**Task to carry out**
The lines below that include the word "heading" are to be reported.

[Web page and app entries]
[Start of Attachment]

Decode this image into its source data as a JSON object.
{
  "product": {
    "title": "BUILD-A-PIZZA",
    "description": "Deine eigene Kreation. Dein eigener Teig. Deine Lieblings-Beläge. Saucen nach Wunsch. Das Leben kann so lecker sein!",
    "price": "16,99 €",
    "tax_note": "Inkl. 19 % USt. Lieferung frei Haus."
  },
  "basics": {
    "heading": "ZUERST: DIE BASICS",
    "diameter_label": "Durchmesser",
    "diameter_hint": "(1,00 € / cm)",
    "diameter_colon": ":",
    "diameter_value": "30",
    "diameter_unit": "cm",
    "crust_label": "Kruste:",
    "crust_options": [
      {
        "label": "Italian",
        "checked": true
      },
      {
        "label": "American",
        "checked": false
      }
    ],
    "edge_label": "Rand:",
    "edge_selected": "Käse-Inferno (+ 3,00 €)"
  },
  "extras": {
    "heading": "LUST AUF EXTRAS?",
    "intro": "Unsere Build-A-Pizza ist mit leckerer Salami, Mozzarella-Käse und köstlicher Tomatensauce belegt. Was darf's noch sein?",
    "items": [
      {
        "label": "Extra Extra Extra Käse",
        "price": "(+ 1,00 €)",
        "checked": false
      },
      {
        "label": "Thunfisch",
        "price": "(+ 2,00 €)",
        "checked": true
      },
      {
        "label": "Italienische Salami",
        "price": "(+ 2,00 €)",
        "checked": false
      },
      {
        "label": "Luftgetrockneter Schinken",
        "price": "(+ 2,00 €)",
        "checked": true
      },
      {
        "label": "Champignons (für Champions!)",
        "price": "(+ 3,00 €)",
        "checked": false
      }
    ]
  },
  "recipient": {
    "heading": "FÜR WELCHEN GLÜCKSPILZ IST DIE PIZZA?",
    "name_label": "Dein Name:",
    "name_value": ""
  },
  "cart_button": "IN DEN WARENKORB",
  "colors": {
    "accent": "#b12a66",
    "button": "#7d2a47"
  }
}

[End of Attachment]

**Response**
    "heading": "ZUERST: DIE BASICS",
    "heading": "LUST AUF EXTRAS?",
    "heading": "FÜR WELCHEN GLÜCKSPILZ IST DIE PIZZA?",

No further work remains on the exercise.